An organization’s spending on training and development programs for its employees is part of its human resource investment. As with products sold in banks or stock market, or purchases of equipments by production companies, expenses incurred by organizations related to employee training are acknowledged with the expectation that they will bring forth returns to the organization by way of improved employee performances that lead to better working processes and achievement of the organization’s vision and mission.
Pershing, Stolovitch, and Keeps (2006) further support the relationship between employee performance and learning by stating that the latter allows the workforce to become more connected to the organization through an increased knowledge of how better he could be of service, and that the nurturing process offered to these employees allow them to be better prepared for changes and more open to process improvements.
In essence, all employees are practical individuals in that they stay in the organization that appreciate them the most and reward them sufficiently for the quality of work that they render. It is with this knowledge that organizations build progressive employee benefit and retention programs. These organizations know all too well that employees perform best under development and reward programs that offer holistic growth. Such growth pertains to several factors in the lives of an individual.
Compare and contrast the difference in terminating workers in public organizations versus private companies? What at the implications of at-will employment for public sector workers?
One of the major differences between public organizations and private companies is the objective or mission with which their workforce operates. As established earlier, public sector workers can be largely considered as volunteers for social, economic, and even political causes whereas the workforce of private companies are mostly there for profitable gains. This in mind, the mere concept of a decrease in the workforce in the public sector poses several challenges because it may not be easy for the organization to come by public servants who are willing to work for the same cause.
One way in which the workforce of any institution is reduced is thru employee termination. Termination is the process by which the organization puts a stop to an individual’s membership or service to the organization against his or her will. There are various reasons why termination is imposed on an individual. It may be that the employee has violated certain organizational policies or ethical standards, or rendered unsatisfactory job performance, or may even have been because he or she had a conflict with his or her supervisor. On the other hand, the employee may also be subject to termination when the company undergoes a restructuring phase that necessitated downsizing in its workforce, or if the employee’s responsibilities have been found to be redundant.
Employee termination occurs in both public and private offices but there are some notable differences. One such difference is that employees of private companies are often hired under contract whereas those working in public offices are often employed at-will, meaning that they do not have a formal employment contract binding him or her and the employer.

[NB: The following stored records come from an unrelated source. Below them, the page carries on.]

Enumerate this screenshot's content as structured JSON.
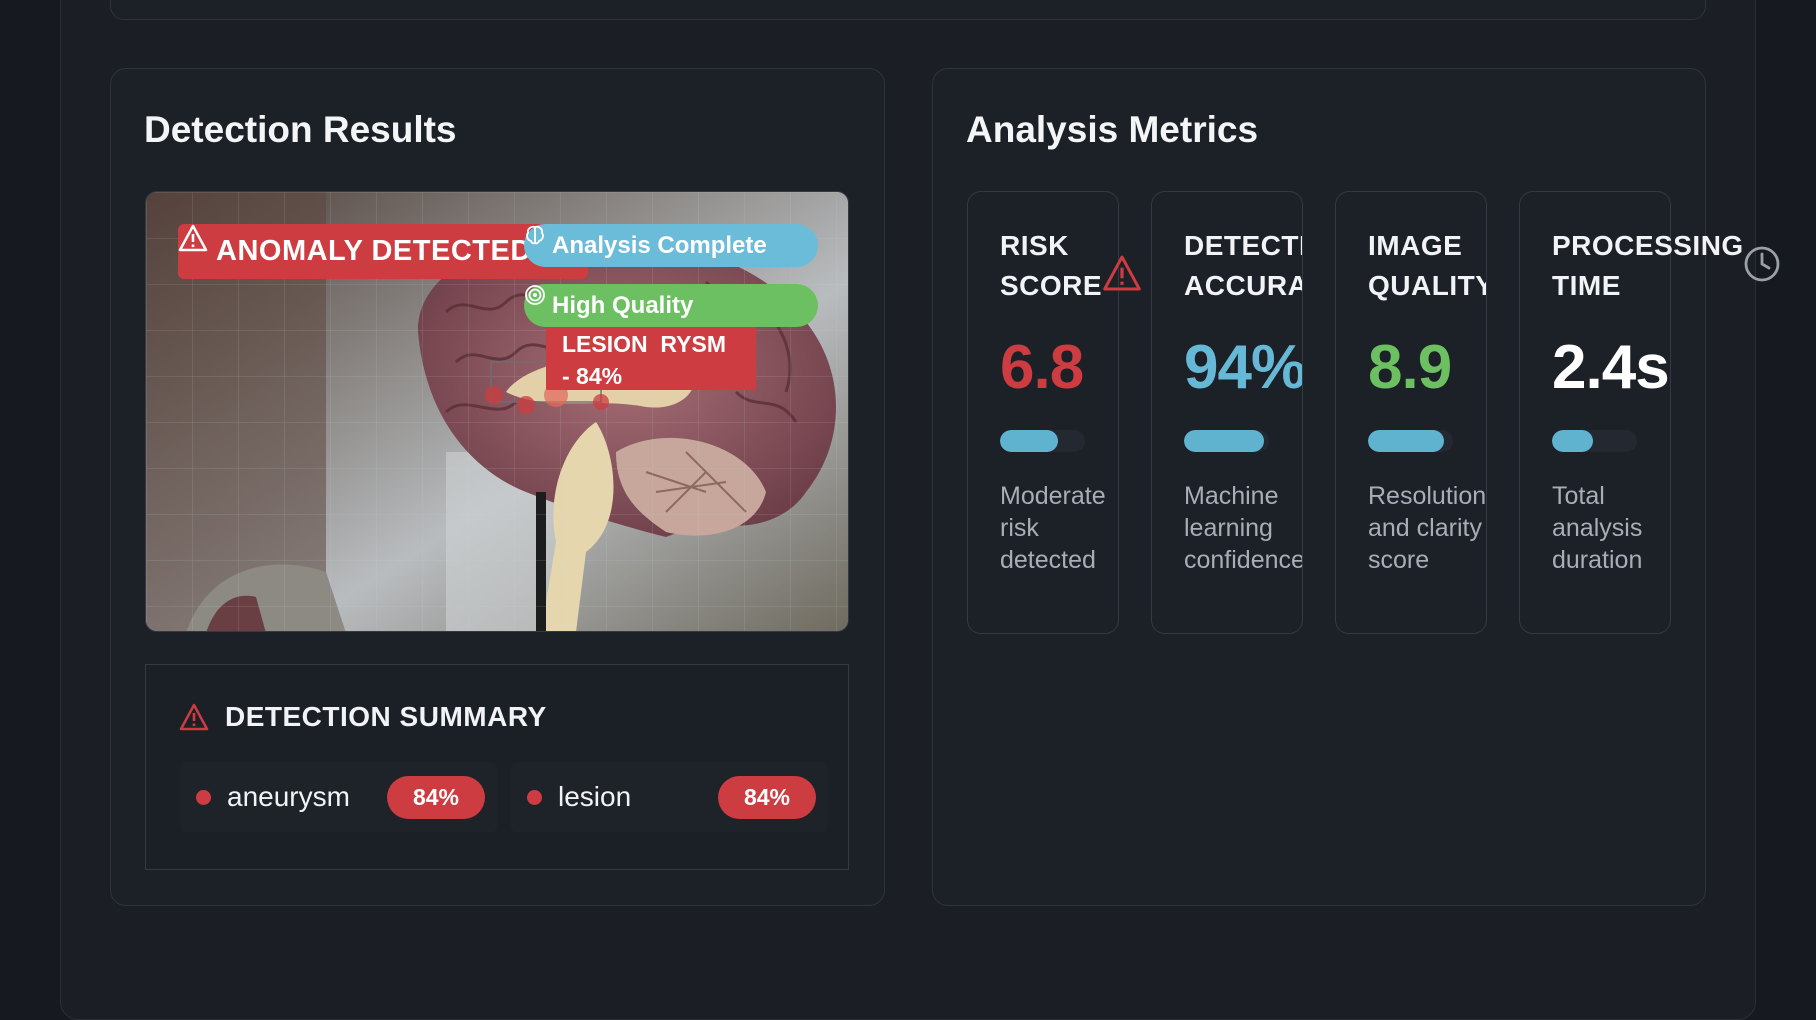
{
  "detection": {
    "title": "Detection Results",
    "anomaly_badge": "ANOMALY DETECTED",
    "analysis_badge": "Analysis Complete",
    "quality_badge": "High Quality",
    "lesion_label_line1": "LESION",
    "lesion_label_line1b": "RYSM",
    "lesion_label_line2": "- 84%",
    "summary": {
      "title": "DETECTION SUMMARY",
      "items": [
        {
          "name": "aneurysm",
          "confidence": "84%"
        },
        {
          "name": "lesion",
          "confidence": "84%"
        }
      ]
    }
  },
  "metrics": {
    "title": "Analysis Metrics",
    "cards": [
      {
        "label_line1": "RISK",
        "label_line2": "SCORE",
        "value": "6.8",
        "value_color": "#cc3c40",
        "progress": 0.68,
        "description": "Moderate risk detected",
        "icon": "warning-icon"
      },
      {
        "label_line1": "DETECTION",
        "label_line2": "ACCURACY",
        "value": "94%",
        "value_color": "#66b9d6",
        "progress": 0.94,
        "description": "Machine learning confidence",
        "icon": "target-icon"
      },
      {
        "label_line1": "IMAGE",
        "label_line2": "QUALITY",
        "value": "8.9",
        "value_color": "#6cc062",
        "progress": 0.89,
        "description": "Resolution and clarity score",
        "icon": "eye-icon"
      },
      {
        "label_line1": "PROCESSING",
        "label_line2": "TIME",
        "value": "2.4s",
        "value_color": "#ffffff",
        "progress": 0.48,
        "description": "Total analysis duration",
        "icon": "clock-icon"
      }
    ]
  },
  "colors": {
    "danger": "#cc3c40",
    "info": "#6bbcd8",
    "success": "#6cc062",
    "background": "#1b1e25"
  }
}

Although all employees are protected by labor laws, employees in the public sector are more vulnerable to termination because of the at-will nature of their employment.